From Brigadier General William Thompson
Phila. Oc. 5th 1776
The wants of the Prisoners being many, I procured them Credit with Mr Freeman at Quebec for £630.9.8½ Halifax; equal to £945.14.6¾ Pennsylvania Currency, For which I have reced the following Bills and Cash viz.
|Col. Greens’s Bill for||£335. 2. 6¾||Halifax|
|Capn Morgan’s do for||105. 6. 9¼|
|Cap. Lam[b]’s do for||57. 6. ½|
|Messrs Nichol’s1 & Steel’s do for||40. 0. 1|
|Dr McKenzie Cash||12. 3. 4|
|Mr Duncan Cash2||8.13. 9|
|Col. Green for the Sick (still Dr.)||63. 3.10½|
|Captn McClean Cash3||8.13. 3|
|£630. 9. 8||Halifax|
Col. Green took up for the use of the Sick Soldiers belonging to the New-England Colonies, sundry Articles amounting to £63.3.10½ Halifax which he has not Included in his Bill—Your Excellency will please to direct whether It is to be charged to the poor Soldiers or the Publick.
I have also drawn five months Pay, for the Officers & three Months Pay for the Soldiers, belonging to the Pennsylvania & Jersey Regiments, who have return’d with me from Canada. I enlcose the account that Stoppages may be made in the Regimts to which they belong.

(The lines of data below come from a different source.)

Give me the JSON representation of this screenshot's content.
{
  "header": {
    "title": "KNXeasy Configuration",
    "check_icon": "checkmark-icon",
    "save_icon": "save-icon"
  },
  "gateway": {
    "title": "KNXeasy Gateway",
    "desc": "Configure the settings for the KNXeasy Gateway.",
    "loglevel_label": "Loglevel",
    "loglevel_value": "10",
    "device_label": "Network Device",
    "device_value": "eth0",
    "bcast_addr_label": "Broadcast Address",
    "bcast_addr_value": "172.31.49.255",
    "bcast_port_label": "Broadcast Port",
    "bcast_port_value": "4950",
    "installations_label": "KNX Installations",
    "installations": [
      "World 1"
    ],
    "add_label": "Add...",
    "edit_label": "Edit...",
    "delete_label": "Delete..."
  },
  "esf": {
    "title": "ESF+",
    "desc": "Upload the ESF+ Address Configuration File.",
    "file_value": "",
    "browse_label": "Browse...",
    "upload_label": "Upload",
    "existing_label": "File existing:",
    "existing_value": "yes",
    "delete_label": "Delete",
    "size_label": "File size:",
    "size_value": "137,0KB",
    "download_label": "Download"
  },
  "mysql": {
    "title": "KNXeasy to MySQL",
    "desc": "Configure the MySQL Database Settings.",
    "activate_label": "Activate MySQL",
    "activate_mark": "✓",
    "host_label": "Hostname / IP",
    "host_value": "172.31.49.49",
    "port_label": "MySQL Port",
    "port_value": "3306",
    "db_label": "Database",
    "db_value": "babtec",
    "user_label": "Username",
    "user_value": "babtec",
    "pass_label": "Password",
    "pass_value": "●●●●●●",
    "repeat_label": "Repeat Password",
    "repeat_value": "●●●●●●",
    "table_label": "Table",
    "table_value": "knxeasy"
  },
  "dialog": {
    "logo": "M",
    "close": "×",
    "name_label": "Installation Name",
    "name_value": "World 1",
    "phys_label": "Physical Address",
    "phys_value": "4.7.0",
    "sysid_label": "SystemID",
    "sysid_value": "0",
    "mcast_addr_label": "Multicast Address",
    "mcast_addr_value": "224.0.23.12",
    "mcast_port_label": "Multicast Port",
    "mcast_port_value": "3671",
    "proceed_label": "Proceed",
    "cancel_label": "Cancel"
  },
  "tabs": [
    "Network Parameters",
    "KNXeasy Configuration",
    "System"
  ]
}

I have made myself liable for the Goods supply’d by Mr Freeman, to Messrs Meredith4 & Clymer of this City, and must request that you will order the Bills to be Paid, that I may be released From that obligation. I have the Honor to be Yr Excellency’s Most obt Hble Servant
ALS, DLC:GW. The cover of this letter is addressed: “To His Excellency General Washington King’s-Bridge.” The docket in Robert Hanson Harrison’s writing reads: “Genl Thompson’s Letter 5 Octo. 1776 received not before 8 July 1777. Ansd 17.” For GW’s reply, see his letter to Thompson of 17 July 1777 (DLC:GW).
1. Francis Nichols (1737–1812) of Pottstown, Pa., was a second lieutenant in Capt. William Hendricks’s company of Thompson’s Pennsylvania rifle regiment when he was captured at Quebec on 31 Dec. 1775. Named a captain in the 9th Pennsylvania Regiment in December 1776, Nichols became major of that regiment the following February and served until he resigned in May 1779. Nichols later became brigadier general of the Montgomery County militia.
2. Matthew Duncan of Philadelphia went to Cambridge, Mass., in the summer of 1775 as a gentleman volunteer with the Pennsylvania riflemen, and that fall he served as a volunteer on Arnold’s expedition to Quebec, where he was captured on 31 December. Soon after his return from Canada, Duncan joined the 5th Pennsylvania Regiment, in which he had been commissioned a captain on 5 Jan. 1776, and he was taken prisoner with that regiment at Fort Washington on 16 November.
3. Moses McClean (1737–1810) of York County, Pa., who was commissioned a captain in the 6th Pennsylvania Regiment on 9 Jan. 1776, was captured while fishing with several members of his regiment near Île aux Noix in June 1776. McClean was exchanged in March 1777 and subsequently became lieutenant colonel of the second battalion of the York County militia.
4. Samuel Meredith (1741–1817), a Philadelphia merchant, was appointed major of the 3d Battalion of the Philadelphia associators in 1775, and in April 1777 he became a brigadier general of the state militia. Meredith served in the Pennsylvania legislature from 1778 to 1779 and from 1781 to 1783, and during 1787 and 1788 he was a member of the Continental Congress. He served as United States treasurer from 1789 to 1801.